@nedjursekgmail-comLocale: Pacific Northwest
Well, as a guy, I am compelled to call mine a "rain kilt." I have one from Zpacks and I use it in the PNW, with caveats. The primary issue is leg coverage, the Zpacks rain kilt covers down to just below the knees. So in rain, my lower legs and feet get wet. In warmer weather it is not an issue, in colder weather it can be. I use a poncho, so I find myself using my cuben rain chaps more then the cloud kilt. In really foul, cold, windy, wet weather I have layered with all three: chaps, cloud kilt, poncho. I often take all three, as the cloud kilt is very light and doubles as a small groundsheet I use with my sit pad for breaks in rainy weather, use as a "front porch" for getting in and out of my shelters, and use it as a ground cloth for sorting or storing my gear when the ground is wet. It also makes my rain gear system pretty flexible. All for 1.9 ounces. I enthusiastically recommend the Zpacks rain kilt, their updated design with the zipper is a big improvement over the older model. Also, I did discuss with Joe making a pair of cuben gaiters to combine with the rain kilt, as the added length of the chaps isn't needed past the knees. He said he could do that easily.Apr 3, 2014 at 9:18 pm #2089461

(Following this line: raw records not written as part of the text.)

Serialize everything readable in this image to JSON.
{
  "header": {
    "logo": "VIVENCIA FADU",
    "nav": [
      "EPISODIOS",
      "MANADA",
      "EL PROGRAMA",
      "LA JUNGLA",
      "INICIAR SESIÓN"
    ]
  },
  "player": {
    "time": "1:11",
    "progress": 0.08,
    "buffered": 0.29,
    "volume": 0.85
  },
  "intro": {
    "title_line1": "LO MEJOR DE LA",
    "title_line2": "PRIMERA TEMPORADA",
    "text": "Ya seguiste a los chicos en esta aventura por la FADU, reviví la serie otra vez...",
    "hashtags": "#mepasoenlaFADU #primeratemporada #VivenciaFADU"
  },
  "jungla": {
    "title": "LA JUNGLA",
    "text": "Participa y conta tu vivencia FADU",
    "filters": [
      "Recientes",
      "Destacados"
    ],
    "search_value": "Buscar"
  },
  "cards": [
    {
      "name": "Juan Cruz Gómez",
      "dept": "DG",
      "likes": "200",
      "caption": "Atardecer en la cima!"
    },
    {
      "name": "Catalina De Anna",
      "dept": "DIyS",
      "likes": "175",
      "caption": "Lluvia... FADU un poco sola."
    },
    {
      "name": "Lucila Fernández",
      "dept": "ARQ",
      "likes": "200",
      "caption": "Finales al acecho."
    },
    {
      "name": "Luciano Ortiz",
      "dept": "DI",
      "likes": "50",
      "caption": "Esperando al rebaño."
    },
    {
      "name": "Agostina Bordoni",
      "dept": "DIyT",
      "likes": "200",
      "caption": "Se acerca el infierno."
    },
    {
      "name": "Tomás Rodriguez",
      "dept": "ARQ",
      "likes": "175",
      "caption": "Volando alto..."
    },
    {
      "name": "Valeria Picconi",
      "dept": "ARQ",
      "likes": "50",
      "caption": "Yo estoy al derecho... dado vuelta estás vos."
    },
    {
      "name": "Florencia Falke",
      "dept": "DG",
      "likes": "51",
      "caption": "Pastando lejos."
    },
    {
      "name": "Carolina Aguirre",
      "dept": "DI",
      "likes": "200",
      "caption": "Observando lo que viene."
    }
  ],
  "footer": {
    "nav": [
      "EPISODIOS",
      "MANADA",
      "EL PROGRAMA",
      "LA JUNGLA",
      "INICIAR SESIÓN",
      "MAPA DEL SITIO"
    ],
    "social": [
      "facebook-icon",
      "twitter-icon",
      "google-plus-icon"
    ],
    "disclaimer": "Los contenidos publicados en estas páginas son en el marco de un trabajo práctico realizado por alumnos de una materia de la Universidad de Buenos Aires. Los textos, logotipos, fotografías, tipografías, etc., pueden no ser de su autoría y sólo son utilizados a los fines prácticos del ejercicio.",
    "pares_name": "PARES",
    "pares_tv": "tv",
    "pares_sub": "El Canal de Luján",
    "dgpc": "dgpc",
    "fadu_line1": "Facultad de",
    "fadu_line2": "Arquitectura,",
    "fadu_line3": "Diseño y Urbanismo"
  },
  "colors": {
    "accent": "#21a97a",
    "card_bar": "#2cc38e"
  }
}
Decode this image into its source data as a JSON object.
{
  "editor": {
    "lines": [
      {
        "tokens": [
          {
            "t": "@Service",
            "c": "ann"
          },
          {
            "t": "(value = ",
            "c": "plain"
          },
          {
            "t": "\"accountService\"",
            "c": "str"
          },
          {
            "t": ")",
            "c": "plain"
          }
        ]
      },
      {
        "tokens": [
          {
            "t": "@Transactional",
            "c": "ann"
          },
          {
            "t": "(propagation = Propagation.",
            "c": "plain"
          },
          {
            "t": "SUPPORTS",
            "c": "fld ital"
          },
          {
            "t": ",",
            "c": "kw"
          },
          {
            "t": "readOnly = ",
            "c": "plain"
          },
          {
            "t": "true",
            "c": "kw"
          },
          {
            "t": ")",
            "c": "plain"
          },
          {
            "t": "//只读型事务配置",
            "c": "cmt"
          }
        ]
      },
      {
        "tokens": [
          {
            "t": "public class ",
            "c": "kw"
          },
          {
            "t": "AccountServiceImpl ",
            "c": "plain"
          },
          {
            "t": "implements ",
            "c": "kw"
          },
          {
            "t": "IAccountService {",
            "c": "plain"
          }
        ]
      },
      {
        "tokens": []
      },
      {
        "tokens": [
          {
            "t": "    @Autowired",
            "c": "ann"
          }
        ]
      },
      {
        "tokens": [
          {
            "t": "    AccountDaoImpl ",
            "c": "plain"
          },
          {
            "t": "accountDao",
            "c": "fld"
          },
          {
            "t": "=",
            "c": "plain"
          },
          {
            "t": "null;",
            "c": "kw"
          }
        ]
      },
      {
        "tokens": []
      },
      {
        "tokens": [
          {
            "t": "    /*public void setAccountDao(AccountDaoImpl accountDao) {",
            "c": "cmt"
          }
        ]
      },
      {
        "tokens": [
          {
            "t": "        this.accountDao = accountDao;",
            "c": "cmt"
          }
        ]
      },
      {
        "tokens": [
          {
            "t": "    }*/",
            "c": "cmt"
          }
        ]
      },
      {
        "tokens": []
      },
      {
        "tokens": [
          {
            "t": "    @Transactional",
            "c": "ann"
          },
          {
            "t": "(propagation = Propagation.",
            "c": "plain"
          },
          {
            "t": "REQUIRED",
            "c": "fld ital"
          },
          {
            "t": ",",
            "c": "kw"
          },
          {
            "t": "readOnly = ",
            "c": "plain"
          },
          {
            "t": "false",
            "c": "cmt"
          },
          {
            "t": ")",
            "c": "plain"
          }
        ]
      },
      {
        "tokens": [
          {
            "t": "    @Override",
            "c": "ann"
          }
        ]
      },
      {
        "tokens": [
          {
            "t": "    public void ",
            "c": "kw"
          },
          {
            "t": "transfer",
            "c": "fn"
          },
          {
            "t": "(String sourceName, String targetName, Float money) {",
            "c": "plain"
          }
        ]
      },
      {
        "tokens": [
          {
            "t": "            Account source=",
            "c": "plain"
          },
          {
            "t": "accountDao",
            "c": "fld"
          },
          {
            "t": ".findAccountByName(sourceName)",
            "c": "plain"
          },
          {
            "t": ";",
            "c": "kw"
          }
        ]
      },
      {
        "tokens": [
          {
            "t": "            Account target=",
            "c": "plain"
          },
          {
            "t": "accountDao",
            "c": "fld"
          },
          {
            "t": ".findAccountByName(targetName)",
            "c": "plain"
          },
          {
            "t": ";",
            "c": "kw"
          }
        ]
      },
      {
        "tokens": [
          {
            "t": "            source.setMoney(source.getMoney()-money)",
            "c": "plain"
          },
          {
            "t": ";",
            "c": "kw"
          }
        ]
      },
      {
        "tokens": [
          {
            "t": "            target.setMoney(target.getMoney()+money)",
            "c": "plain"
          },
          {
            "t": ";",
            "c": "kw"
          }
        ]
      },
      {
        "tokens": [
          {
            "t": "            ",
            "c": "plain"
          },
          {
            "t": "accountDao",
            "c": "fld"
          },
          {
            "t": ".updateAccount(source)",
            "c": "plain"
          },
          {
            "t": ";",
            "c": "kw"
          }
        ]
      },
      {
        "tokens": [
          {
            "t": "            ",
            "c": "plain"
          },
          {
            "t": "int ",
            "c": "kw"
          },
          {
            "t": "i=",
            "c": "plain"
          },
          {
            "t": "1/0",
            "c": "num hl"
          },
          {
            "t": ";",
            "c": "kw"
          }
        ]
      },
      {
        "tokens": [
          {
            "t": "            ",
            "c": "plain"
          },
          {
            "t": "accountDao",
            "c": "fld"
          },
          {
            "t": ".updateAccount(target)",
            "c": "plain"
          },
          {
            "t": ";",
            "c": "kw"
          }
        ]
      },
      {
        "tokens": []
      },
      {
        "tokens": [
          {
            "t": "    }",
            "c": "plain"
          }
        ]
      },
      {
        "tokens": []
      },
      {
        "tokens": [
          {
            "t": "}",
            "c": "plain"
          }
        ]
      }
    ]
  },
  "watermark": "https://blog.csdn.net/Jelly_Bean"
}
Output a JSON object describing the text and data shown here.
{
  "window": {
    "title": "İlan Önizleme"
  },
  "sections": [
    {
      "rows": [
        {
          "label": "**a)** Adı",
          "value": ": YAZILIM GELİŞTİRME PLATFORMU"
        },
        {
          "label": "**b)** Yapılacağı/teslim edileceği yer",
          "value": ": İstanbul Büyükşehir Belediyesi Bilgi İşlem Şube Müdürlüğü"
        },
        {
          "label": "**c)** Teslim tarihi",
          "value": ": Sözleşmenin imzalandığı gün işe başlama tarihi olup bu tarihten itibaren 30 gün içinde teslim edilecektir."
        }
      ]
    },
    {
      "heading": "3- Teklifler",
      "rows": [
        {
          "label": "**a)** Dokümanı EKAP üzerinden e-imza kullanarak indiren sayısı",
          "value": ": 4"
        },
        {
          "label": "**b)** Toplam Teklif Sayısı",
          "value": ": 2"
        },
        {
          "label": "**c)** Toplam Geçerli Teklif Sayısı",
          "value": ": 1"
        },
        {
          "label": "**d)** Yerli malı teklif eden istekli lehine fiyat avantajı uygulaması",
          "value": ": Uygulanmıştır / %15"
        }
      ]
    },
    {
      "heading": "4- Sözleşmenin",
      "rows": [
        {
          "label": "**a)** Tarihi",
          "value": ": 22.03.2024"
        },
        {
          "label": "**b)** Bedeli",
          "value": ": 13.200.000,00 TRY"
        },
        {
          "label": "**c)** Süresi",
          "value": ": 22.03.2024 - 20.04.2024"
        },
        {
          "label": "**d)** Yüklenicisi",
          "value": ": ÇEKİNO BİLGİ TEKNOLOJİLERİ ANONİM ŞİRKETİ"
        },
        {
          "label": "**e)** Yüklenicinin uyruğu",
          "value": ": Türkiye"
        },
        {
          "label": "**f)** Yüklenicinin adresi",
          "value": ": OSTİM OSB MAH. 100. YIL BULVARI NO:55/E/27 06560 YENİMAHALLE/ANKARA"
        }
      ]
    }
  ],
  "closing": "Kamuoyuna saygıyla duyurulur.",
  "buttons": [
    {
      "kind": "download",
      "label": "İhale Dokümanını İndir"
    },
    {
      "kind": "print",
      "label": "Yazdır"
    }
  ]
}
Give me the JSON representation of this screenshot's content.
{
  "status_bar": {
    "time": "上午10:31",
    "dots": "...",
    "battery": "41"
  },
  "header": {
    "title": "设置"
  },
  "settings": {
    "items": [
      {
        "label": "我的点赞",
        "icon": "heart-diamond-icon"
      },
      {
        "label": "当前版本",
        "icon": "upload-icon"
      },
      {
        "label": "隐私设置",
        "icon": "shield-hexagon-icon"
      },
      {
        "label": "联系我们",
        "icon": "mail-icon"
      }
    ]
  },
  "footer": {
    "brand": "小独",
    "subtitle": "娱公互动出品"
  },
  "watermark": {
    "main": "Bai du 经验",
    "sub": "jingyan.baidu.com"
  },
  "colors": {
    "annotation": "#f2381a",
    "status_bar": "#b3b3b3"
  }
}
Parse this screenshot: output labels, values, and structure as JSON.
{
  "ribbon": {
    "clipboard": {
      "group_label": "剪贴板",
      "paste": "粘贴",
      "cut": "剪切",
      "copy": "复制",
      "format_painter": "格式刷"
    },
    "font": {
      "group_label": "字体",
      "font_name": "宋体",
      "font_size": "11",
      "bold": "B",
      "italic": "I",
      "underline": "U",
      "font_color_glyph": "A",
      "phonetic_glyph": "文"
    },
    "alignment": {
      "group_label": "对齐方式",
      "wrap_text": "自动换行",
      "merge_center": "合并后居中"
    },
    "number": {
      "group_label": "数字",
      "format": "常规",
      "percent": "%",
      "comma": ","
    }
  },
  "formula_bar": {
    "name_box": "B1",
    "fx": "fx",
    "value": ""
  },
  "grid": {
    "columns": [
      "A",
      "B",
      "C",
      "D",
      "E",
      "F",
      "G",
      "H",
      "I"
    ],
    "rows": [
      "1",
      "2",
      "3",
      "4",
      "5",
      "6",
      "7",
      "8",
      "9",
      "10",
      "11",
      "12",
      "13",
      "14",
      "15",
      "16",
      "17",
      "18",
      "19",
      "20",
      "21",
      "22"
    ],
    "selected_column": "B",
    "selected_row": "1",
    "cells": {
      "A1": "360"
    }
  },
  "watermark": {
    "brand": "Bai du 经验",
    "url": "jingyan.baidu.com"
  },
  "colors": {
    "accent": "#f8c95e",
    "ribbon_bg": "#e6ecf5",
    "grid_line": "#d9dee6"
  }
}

Brett PeughBPL Member
I use a trash compactor bag rain skirt that comes down to my ankles and has a 1/2 slit down one side that I move around depending upon where the rain is coming. I usually wear Ex Officio boxers and REI Sahara pants underneath and am usually fine down to freezing of below if I am moving. Gets a little chilly if I am standing around. $6 bought me 10 of them and I am only on my second one after a few years. Been pairing that with some bags on the feet, a small poncho and a visor for an $8 rain ensemble to get around town on.
You must be logged in to reply to this topic.